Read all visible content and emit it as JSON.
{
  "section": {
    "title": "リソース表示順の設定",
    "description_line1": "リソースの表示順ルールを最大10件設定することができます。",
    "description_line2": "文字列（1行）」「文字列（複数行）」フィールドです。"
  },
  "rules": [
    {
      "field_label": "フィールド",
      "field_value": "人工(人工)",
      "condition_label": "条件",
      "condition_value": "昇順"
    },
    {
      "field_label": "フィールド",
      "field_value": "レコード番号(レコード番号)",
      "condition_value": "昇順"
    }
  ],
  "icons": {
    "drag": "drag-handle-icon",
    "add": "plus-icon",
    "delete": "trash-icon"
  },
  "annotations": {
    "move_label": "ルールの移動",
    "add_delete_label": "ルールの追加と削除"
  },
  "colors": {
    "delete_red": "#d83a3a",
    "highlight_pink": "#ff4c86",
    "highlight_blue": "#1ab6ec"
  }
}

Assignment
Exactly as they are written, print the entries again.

Result of this task
Read all visible content and emit it as JSON.
{
  "section": {
    "title": "リソース表示順の設定",
    "description_line1": "リソースの表示順ルールを最大10件設定することができます。",
    "description_line2": "文字列（1行）」「文字列（複数行）」フィールドです。"
  },
  "rules": [
    {
      "field_label": "フィールド",
      "field_value": "人工(人工)",
      "condition_label": "条件",
      "condition_value": "昇順"
    },
    {
      "field_label": "フィールド",
      "field_value": "レコード番号(レコード番号)",
      "condition_value": "昇順"
    }
  ],
  "icons": {
    "drag": "drag-handle-icon",
    "add": "plus-icon",
    "delete": "trash-icon"
  },
  "annotations": {
    "move_label": "ルールの移動",
    "add_delete_label": "ルールの追加と削除"
  },
  "colors": {
    "delete_red": "#d83a3a",
    "highlight_pink": "#ff4c86",
    "highlight_blue": "#1ab6ec"
  }
}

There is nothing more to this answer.